Twenty-eight patients (Group F40 = 14, Group LRF = 14) received a mean of 1.2 USB units, without any clinically relevant incident, and did not need additional ABT. Sixteen out of the 20 remaining patients who received neither USB nor ABT served as a control group for the postoperative APR study. All patients showed the typical postoperative APR profile and there were no significant differences between groups for APR parameters, postoperative complications, or hospital stay. Conclusions: 

Postoperative blood salvage and return, with or without a LRF, after TKR does not present any clinically relevant side-effects and does not modify APR induced by surgery. These findings seem to confirm the clinical experience that postoperative USB return is safe and questions the beneficial effect of using LRF.

Keywords: Acute-phase reaction; allogeneic blood transfusion; leucocyte reduction filter; postoperative blood salvage; total knee replacement

Document Type: Research Article


Affiliations: 1: Clinical Chemistry, 2: Haematology and 3: Anaesthesiology, GIEMSA, School of Medicine, University of Málaga; University Hospital ‘Virgen de la Victoria’, Málaga, Spain

Publication date: September 1, 2005

Access Key

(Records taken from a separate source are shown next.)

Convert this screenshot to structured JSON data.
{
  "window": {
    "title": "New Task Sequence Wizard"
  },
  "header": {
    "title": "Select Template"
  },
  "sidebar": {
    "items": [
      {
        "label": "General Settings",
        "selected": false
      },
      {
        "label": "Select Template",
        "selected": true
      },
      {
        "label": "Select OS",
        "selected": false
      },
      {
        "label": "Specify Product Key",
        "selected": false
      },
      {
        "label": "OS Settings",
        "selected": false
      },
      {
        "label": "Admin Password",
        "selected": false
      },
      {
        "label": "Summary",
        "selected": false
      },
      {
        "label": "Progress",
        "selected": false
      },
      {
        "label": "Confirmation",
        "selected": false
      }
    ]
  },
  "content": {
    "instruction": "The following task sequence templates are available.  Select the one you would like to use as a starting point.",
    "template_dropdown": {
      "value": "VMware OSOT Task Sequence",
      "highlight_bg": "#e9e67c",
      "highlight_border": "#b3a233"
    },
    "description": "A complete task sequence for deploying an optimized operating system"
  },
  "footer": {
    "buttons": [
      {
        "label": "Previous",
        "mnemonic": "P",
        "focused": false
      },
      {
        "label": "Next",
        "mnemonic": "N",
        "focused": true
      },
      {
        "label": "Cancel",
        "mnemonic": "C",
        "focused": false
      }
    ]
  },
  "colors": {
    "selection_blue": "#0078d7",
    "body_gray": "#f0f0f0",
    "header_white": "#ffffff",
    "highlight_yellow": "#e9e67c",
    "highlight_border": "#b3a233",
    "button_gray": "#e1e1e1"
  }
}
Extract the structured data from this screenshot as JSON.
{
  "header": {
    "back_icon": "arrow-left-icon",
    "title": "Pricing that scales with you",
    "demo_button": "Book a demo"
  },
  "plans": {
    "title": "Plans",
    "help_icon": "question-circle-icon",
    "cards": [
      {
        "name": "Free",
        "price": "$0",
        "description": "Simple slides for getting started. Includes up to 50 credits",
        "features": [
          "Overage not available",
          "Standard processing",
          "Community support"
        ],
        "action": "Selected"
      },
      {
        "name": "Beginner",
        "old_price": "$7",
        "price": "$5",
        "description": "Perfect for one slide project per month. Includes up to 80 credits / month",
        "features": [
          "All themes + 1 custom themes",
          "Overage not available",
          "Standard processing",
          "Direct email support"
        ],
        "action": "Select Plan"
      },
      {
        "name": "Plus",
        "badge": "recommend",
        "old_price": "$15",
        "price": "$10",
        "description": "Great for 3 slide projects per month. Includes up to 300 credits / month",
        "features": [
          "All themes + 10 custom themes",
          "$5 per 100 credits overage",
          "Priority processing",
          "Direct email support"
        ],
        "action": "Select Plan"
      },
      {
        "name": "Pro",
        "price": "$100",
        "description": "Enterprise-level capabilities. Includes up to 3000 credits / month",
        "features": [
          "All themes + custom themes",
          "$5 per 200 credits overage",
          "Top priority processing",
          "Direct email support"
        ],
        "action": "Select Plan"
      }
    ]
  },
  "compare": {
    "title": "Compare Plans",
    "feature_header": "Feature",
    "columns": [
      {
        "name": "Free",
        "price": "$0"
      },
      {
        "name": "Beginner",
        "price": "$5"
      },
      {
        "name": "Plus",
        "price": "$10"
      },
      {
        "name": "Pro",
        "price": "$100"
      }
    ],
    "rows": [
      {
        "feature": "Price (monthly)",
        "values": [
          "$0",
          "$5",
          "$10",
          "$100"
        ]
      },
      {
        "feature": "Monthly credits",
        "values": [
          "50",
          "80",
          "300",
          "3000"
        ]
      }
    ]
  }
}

Free Content
Free content
New Content
New content
Open Access Content
Open access content
Partial Open Access Content
Partial Open access content
Subscribed Content
Subscribed content
Free Trial Content
Free trial content
Cookie Policy
Cookie Policy
Ingenta Connect website makes use of cookies so as to keep track of data that you have filled in. I am Happy with this Find out more